PITTSBURGH (KDKA) — Do you go into sticker shock every time you need medicine for your pet? Well, consider shopping around the next time your pet gets sick.
Your veterinarian is not the only place selling the drugs you might need for Spot or Fluffy.
Bubba Snider loves his Bernese Mountain Dog, but he’s not thrilled at how much it costs when Bam-Bam gets sick.
“When we first got him, he had a weird parasite and we could not… eight months to get rid of it,” said Snider. “And he was on different medications for eight months, and it cost us a fortune.”
According to the Federal Trade Commission, Americans spend $50 billion on their pets each year; $7 billion of that is for prescription and over-the-counter pet medications.

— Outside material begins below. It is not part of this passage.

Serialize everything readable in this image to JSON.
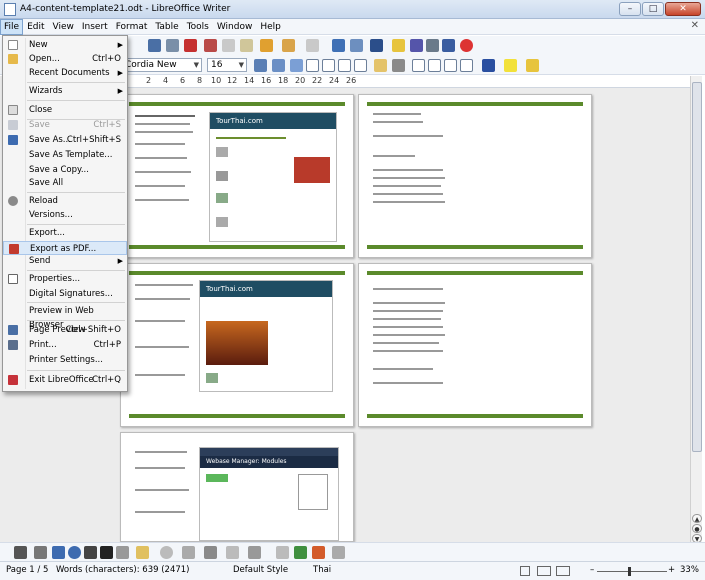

A majority of consumers get those meds from their veterinarians.
“The only place I know to get them is at the vet, and they say, ‘Here’s what you need, and here’s the bill,’” says Snider.
But medicine for your pet can be found at plenty of retailers like Costco, 1-800-PetMeds, Target and even Giant Eagle, which means consumers can shop around.
At Target, you can get everything from Rimadyl, a pain reliever for dogs, to Heartgard. On its website, you can see all of the pet meds they offer, some for as low as $4.
“You do need to get a prescription from your veterinarian, just like you would a normal medication from your doctor,” says Megan Waltenbaugh, a Target pharmacist.
So how do prices compare?
Here’s an example, KDKA’s Susan Koeppen recently bought an antibiotic for her dog Lucy at her vet. She paid $15.80.
That same prescription at 1-800-PetMeds was $14.89 cents, including shipping and handling. At Target, it was $11 dollars. But the best deal was Giant Eagle, just $4 for the same drug.
And if you need the antibiotic Amoxicillin for your pet, at Giant Eagle, it’s free.
“My bottom line advice to people is talk to your vet about what things cost,” says Dr. Lawrence Gerson, a veterinarian. “Ask them; is there a cheaper way to buy the product?”
Dr. Gerson, a veterinarian in Point Breeze, says he sends customers to human pharmacies for pet meds all the time, but it is a hot button issue.
Remember what the pharmacist at Target said?
“You do need to get a prescription from your veterinarian,” Waltenbaugh says.
In the state of Pennsylvania, vets aren’t legally required to give you one.
“There are some vets that will not write a prescription to get the product elsewhere,” says Dr. Gerson.
Proposed federal regulation would change that. House Bill 1406 would require veterinarians to provide clients with prescriptions for all pet medications.
Even the Federal Trade Commission is examining the issue, and just held a public forum on the topic.
Veterinarians and the American Veterinary Medical Association have concerns about retailers offering pet medications, including inappropriate counseling, dosing and substitutions by pharmacists and the failure of pet owners to fill the prescriptions.
“I’ve had one animal, he didn’t die but he got sick when they didn’t fill the prescription properly,” says Dr. Gerson.
There is no doubt that competition in the market can affect prices and benefit consumers.
Here’s another example to consider, Metoclopramide is a common drug used for nausea and vomiting in pets.
At Target, it’s $15.99 cents for 30 five milligram tablets. At 1-800-PetMeds, the price is $12.79 including shipping. And Costco has it for $7.79 cents.
Snider wants the best for Bam-Bam, but he likes what shopping around will mean for his wallet, too.
“I would love to shop around,” Snider says. “I know that when we take him to the vet we are going to need some skin medicine and they are going to hand me something, and now I can say wait a minute let me shop the price.”
When buying any pet medications online, experts say make sure the pharmacy has the Vet-VIPPS logo, which means it’s a vet-verified pharmacy and it follows federal and state requirements.